I am a planner. I love to plan vacations, day-long city adventures, and classy campfire meals. But planning my two daughters' birthday parties terrifies me. At some point, I realized they would remember their parties, just like I remember slipping in dog poop wearing a purple velvet dress playing tag when I turned 5, or eating Brown Cows (a creative name for root beer floats to increase the drink's appeal to the under-10 demographic) and pretzels when I turned 7 — I think my mother was dieting that year and couldn't motivate to bake a birthday cake.
Fueled by fear, and most likely a healthy dose of working-mother guilt, I overthought and overplanned two birthday parties a year. I created themed games, eco-friendly and age-appropriate crafts, bags of party favors, and baked cakes made from scratch for the non-discerning palates of elementary-school children. I knew to keep these parties to two hours. I could handle being in charge of a gaggle of children for 120 minutes, but I wasn't mentally prepared when my fourth-grader asked for a sleepover party. I girded myself hosting a group of girls for 15 hours.

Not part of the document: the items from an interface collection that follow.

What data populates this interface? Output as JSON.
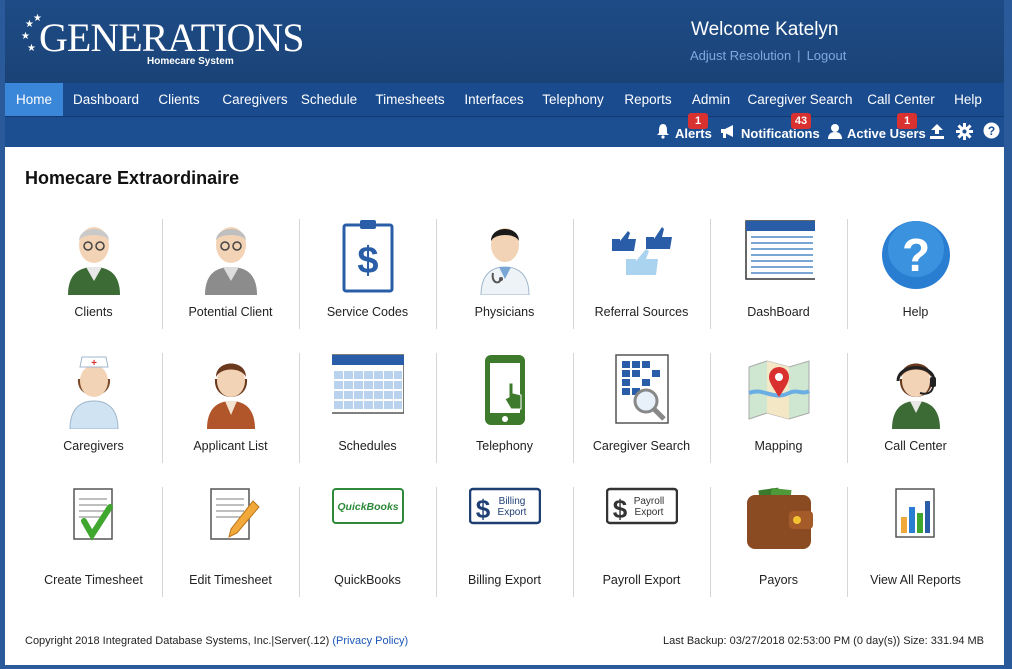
{
  "header": {
    "logo_text": "GENERATIONS",
    "logo_subtitle": "Homecare System",
    "welcome": "Welcome Katelyn",
    "adjust_resolution": "Adjust Resolution",
    "link_separator": "|",
    "logout": "Logout"
  },
  "nav": {
    "items": [
      {
        "label": "Home",
        "active": true
      },
      {
        "label": "Dashboard"
      },
      {
        "label": "Clients"
      },
      {
        "label": "Caregivers"
      },
      {
        "label": "Schedule"
      },
      {
        "label": "Timesheets"
      },
      {
        "label": "Interfaces"
      },
      {
        "label": "Telephony"
      },
      {
        "label": "Reports"
      },
      {
        "label": "Admin"
      },
      {
        "label": "Caregiver Search"
      },
      {
        "label": "Call Center"
      },
      {
        "label": "Help"
      }
    ]
  },
  "subbar": {
    "alerts": {
      "label": "Alerts",
      "count": "1",
      "icon": "bell-icon"
    },
    "notifications": {
      "label": "Notifications",
      "count": "43",
      "icon": "megaphone-icon"
    },
    "active_users": {
      "label": "Active Users",
      "count": "1",
      "icon": "user-icon"
    },
    "upload_icon": "upload-icon",
    "settings_icon": "gear-icon",
    "help_icon": "question-circle-icon"
  },
  "main": {
    "title": "Homecare Extraordinaire",
    "tiles": [
      {
        "label": "Clients",
        "icon": "elderly-man-icon"
      },
      {
        "label": "Potential Client",
        "icon": "elderly-man-gray-icon"
      },
      {
        "label": "Service Codes",
        "icon": "clipboard-dollar-icon"
      },
      {
        "label": "Physicians",
        "icon": "doctor-icon"
      },
      {
        "label": "Referral Sources",
        "icon": "thumbs-up-icon"
      },
      {
        "label": "DashBoard",
        "icon": "dashboard-grid-icon"
      },
      {
        "label": "Help",
        "icon": "help-icon"
      },
      {
        "label": "Caregivers",
        "icon": "nurse-icon"
      },
      {
        "label": "Applicant List",
        "icon": "applicant-icon"
      },
      {
        "label": "Schedules",
        "icon": "calendar-icon"
      },
      {
        "label": "Telephony",
        "icon": "phone-touch-icon"
      },
      {
        "label": "Caregiver Search",
        "icon": "document-search-icon"
      },
      {
        "label": "Mapping",
        "icon": "map-pin-icon"
      },
      {
        "label": "Call Center",
        "icon": "headset-operator-icon"
      },
      {
        "label": "Create Timesheet",
        "icon": "checked-document-icon"
      },
      {
        "label": "Edit Timesheet",
        "icon": "pencil-document-icon"
      },
      {
        "label": "QuickBooks",
        "icon": "quickbooks-icon",
        "badge_text": "QuickBooks"
      },
      {
        "label": "Billing Export",
        "icon": "billing-export-icon",
        "badge_line1": "Billing",
        "badge_line2": "Export"
      },
      {
        "label": "Payroll Export",
        "icon": "payroll-export-icon",
        "badge_line1": "Payroll",
        "badge_line2": "Export"
      },
      {
        "label": "Payors",
        "icon": "wallet-icon"
      },
      {
        "label": "View All Reports",
        "icon": "bar-chart-report-icon"
      }
    ]
  },
  "footer": {
    "copyright": "Copyright 2018 Integrated Database Systems, Inc.|Server(.12)",
    "privacy": "(Privacy Policy)",
    "backup": "Last Backup: 03/27/2018 02:53:00 PM (0 day(s)) Size: 331.94 MB"
  },
  "colors": {
    "header_bg": "#1e4b86",
    "nav_bg": "#1a4b8f",
    "nav_active": "#3a86d9",
    "badge_red": "#d93030",
    "link_blue": "#7ea9e0"
  }
}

The evening activities didn't cause me much concern; after all, you can always put on a movie to placate the kids. It was the sleeping hours and the early mornings I feared. As it turned out, my fears were justified. After ignoring late night girl giggle fests, something crashing in the kitchen woke me suddenly just before dawn. I flew downstairs fearing the worst, only to find a dainty blonde walking on my kitchen counters, opening the upper cabinets, searching for sugary cereal she was sure I had hidden up high. Little did she know, she was in the home of a health and fitness editor — my children had never tasted Frosted Flakes or Fruit Loops. The rest of the morning dragged, dragged, and dragged as I waited for the 9 a.m. pickup time.

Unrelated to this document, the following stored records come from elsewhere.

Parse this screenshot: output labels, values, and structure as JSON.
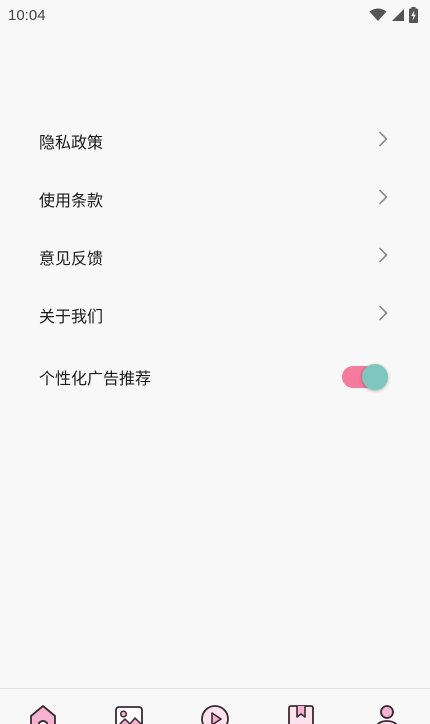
{
  "status_bar": {
    "time": "10:04",
    "icons": [
      "wifi-icon",
      "cellular-signal-icon",
      "battery-charging-icon"
    ]
  },
  "menu": {
    "items": [
      {
        "label": "隐私政策",
        "icon": "chevron-right-icon"
      },
      {
        "label": "使用条款",
        "icon": "chevron-right-icon"
      },
      {
        "label": "意见反馈",
        "icon": "chevron-right-icon"
      },
      {
        "label": "关于我们",
        "icon": "chevron-right-icon"
      }
    ],
    "toggle_item": {
      "label": "个性化广告推荐",
      "enabled": true
    }
  },
  "colors": {
    "toggle_track": "#f47a9e",
    "toggle_knob": "#7fc6bf",
    "icon_stroke": "#3a2a33",
    "icon_fill": "#f6b3cf",
    "chevron": "#8a8a8a"
  },
  "tab_bar": {
    "tabs": [
      {
        "icon": "home-icon"
      },
      {
        "icon": "image-gallery-icon"
      },
      {
        "icon": "play-video-icon"
      },
      {
        "icon": "bookmark-book-icon"
      },
      {
        "icon": "profile-icon"
      }
    ]
  }
}
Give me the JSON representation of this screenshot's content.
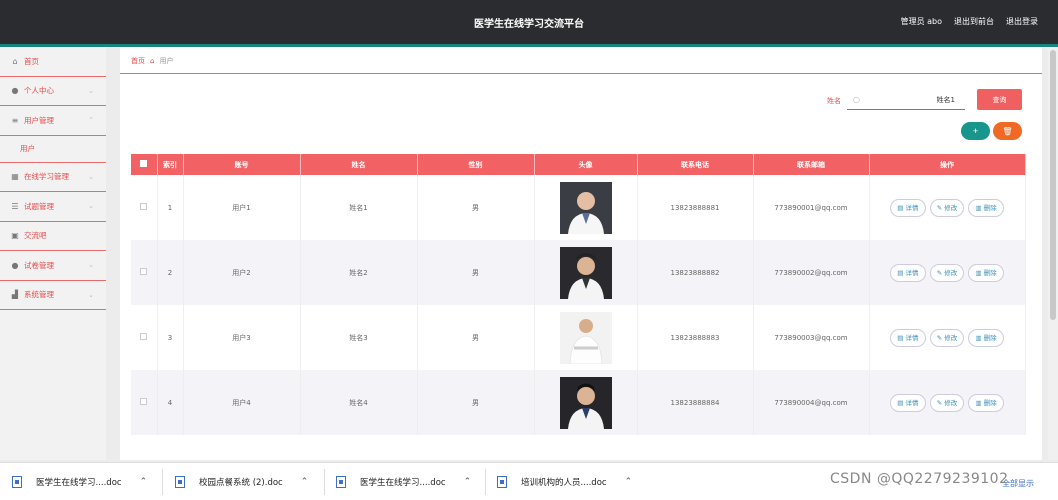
{
  "header": {
    "title": "医学生在线学习交流平台",
    "user": "管理员 abo",
    "back": "退出到前台",
    "logout": "退出登录"
  },
  "sidebar": {
    "items": [
      {
        "label": "首页",
        "icon": "home-icon"
      },
      {
        "label": "个人中心",
        "icon": "user-icon"
      },
      {
        "label": "用户管理",
        "icon": "list-icon"
      },
      {
        "label": "在线学习管理",
        "icon": "grid-icon"
      },
      {
        "label": "试题管理",
        "icon": "sliders-icon"
      },
      {
        "label": "交流吧",
        "icon": "clipboard-icon"
      },
      {
        "label": "试卷管理",
        "icon": "user-icon"
      },
      {
        "label": "系统管理",
        "icon": "chart-icon"
      }
    ],
    "sub_item": "用户"
  },
  "breadcrumb": {
    "home": "首页",
    "current": "用户"
  },
  "search": {
    "label": "姓名",
    "value": "姓名1",
    "button": "查询"
  },
  "buttons": {
    "add": "+",
    "delete": "🗑"
  },
  "table": {
    "headers": [
      "",
      "索引",
      "账号",
      "姓名",
      "性别",
      "头像",
      "联系电话",
      "联系邮箱",
      "操作"
    ],
    "rows": [
      {
        "index": "1",
        "account": "用户1",
        "name": "姓名1",
        "gender": "男",
        "phone": "13823888881",
        "email": "773890001@qq.com"
      },
      {
        "index": "2",
        "account": "用户2",
        "name": "姓名2",
        "gender": "男",
        "phone": "13823888882",
        "email": "773890002@qq.com"
      },
      {
        "index": "3",
        "account": "用户3",
        "name": "姓名3",
        "gender": "男",
        "phone": "13823888883",
        "email": "773890003@qq.com"
      },
      {
        "index": "4",
        "account": "用户4",
        "name": "姓名4",
        "gender": "男",
        "phone": "13823888884",
        "email": "773890004@qq.com"
      }
    ],
    "ops": {
      "detail": "详情",
      "edit": "修改",
      "remove": "删除"
    }
  },
  "downloads": [
    {
      "name": "医学生在线学习....doc"
    },
    {
      "name": "校园点餐系统 (2).doc"
    },
    {
      "name": "医学生在线学习....doc"
    },
    {
      "name": "培训机构的人员....doc"
    }
  ],
  "show_all": "全部显示",
  "watermark": "CSDN @QQ2279239102",
  "colors": {
    "accent": "#f26164",
    "topbar": "#2a2c2f",
    "teal": "#17847f",
    "orange": "#f06a25"
  }
}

When my second daughter hit fourth grade, she knew she was having a slumber party. Parity is my middle name. What the first born gets, so does the second — at least when it comes to birthday parties. As she hounded me about the sleepover, my increasing dread lead to some creative thinking and subtle manipulation. I encouraged my daughter to list out all her friends she wanted to invite, and I encouraged her to keep adding names until it included too many girls for our living room floor to accommodate. She did not want to cross any of the names off the list, so I offered my preplanned compromise. Let's have all the girls over and do everything as if it were a real sleepover party, but have all the guests leave at 10 p.m. As she contemplated this, I could see the gears turning in her mind. "We could call it sleep under," she said excitedly. She had christened the event, which meant I had total buy in. This time, I was actually excited to have a house full of 9- and 10-year-olds.

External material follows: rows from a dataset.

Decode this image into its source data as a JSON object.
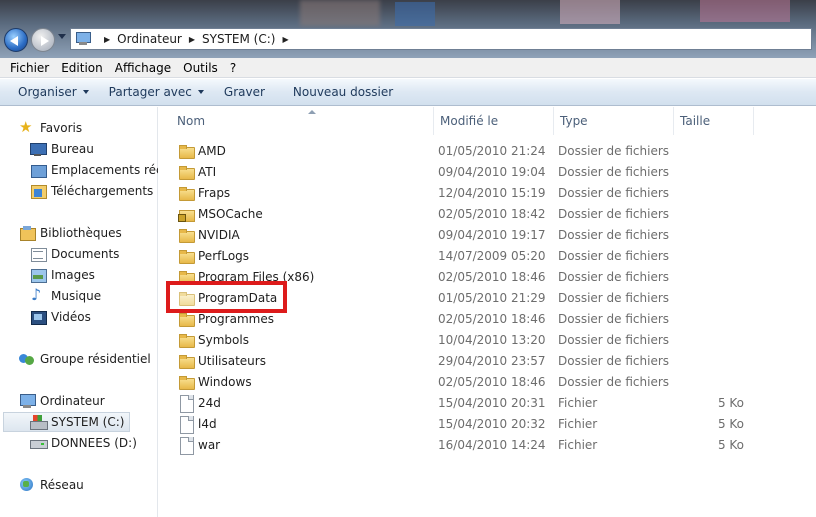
{
  "address": {
    "crumbs": [
      "Ordinateur",
      "SYSTEM (C:)"
    ]
  },
  "menu": [
    "Fichier",
    "Edition",
    "Affichage",
    "Outils",
    "?"
  ],
  "toolbar": {
    "organiser": "Organiser",
    "partager": "Partager avec",
    "graver": "Graver",
    "nouveau_dossier": "Nouveau dossier"
  },
  "nav": {
    "favoris": "Favoris",
    "bureau": "Bureau",
    "emplacements": "Emplacements récents",
    "telechargements": "Téléchargements",
    "bibliotheques": "Bibliothèques",
    "documents": "Documents",
    "images": "Images",
    "musique": "Musique",
    "videos": "Vidéos",
    "groupe": "Groupe résidentiel",
    "ordinateur": "Ordinateur",
    "system": "SYSTEM (C:)",
    "donnees": "DONNEES (D:)",
    "reseau": "Réseau"
  },
  "columns": {
    "name": "Nom",
    "date": "Modifié le",
    "type": "Type",
    "size": "Taille"
  },
  "files": [
    {
      "name": "AMD",
      "date": "01/05/2010 21:24",
      "type": "Dossier de fichiers",
      "size": "",
      "icon": "folder-icon"
    },
    {
      "name": "ATI",
      "date": "09/04/2010 19:04",
      "type": "Dossier de fichiers",
      "size": "",
      "icon": "folder-icon"
    },
    {
      "name": "Fraps",
      "date": "12/04/2010 15:19",
      "type": "Dossier de fichiers",
      "size": "",
      "icon": "folder-icon"
    },
    {
      "name": "MSOCache",
      "date": "02/05/2010 18:42",
      "type": "Dossier de fichiers",
      "size": "",
      "icon": "folder-lock-icon"
    },
    {
      "name": "NVIDIA",
      "date": "09/04/2010 19:17",
      "type": "Dossier de fichiers",
      "size": "",
      "icon": "folder-icon"
    },
    {
      "name": "PerfLogs",
      "date": "14/07/2009 05:20",
      "type": "Dossier de fichiers",
      "size": "",
      "icon": "folder-icon"
    },
    {
      "name": "Program Files (x86)",
      "date": "02/05/2010 18:46",
      "type": "Dossier de fichiers",
      "size": "",
      "icon": "folder-icon"
    },
    {
      "name": "ProgramData",
      "date": "01/05/2010 21:29",
      "type": "Dossier de fichiers",
      "size": "",
      "icon": "folder-light-icon"
    },
    {
      "name": "Programmes",
      "date": "02/05/2010 18:46",
      "type": "Dossier de fichiers",
      "size": "",
      "icon": "folder-icon"
    },
    {
      "name": "Symbols",
      "date": "10/04/2010 13:20",
      "type": "Dossier de fichiers",
      "size": "",
      "icon": "folder-icon"
    },
    {
      "name": "Utilisateurs",
      "date": "29/04/2010 23:57",
      "type": "Dossier de fichiers",
      "size": "",
      "icon": "folder-icon"
    },
    {
      "name": "Windows",
      "date": "02/05/2010 18:46",
      "type": "Dossier de fichiers",
      "size": "",
      "icon": "folder-icon"
    },
    {
      "name": "24d",
      "date": "15/04/2010 20:31",
      "type": "Fichier",
      "size": "5 Ko",
      "icon": "file-icon"
    },
    {
      "name": "l4d",
      "date": "15/04/2010 20:32",
      "type": "Fichier",
      "size": "5 Ko",
      "icon": "file-icon"
    },
    {
      "name": "war",
      "date": "16/04/2010 14:24",
      "type": "Fichier",
      "size": "5 Ko",
      "icon": "file-icon"
    }
  ],
  "colors": {
    "highlight": "#dd1b1b",
    "toolbar_text": "#1e395b",
    "secondary_text": "#6d6d6d"
  }
}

The 13 girls arrived by 5 p.m. They had a dance party (hello, Taylor Swift and more Taylor Swift), they ate breakfast for dinner (since there would be no breakfast), they had a pillow fight, and they watched a movie. Then the parents came, relieved their daughters would sleep in their own beds and not be cranky pants the next day.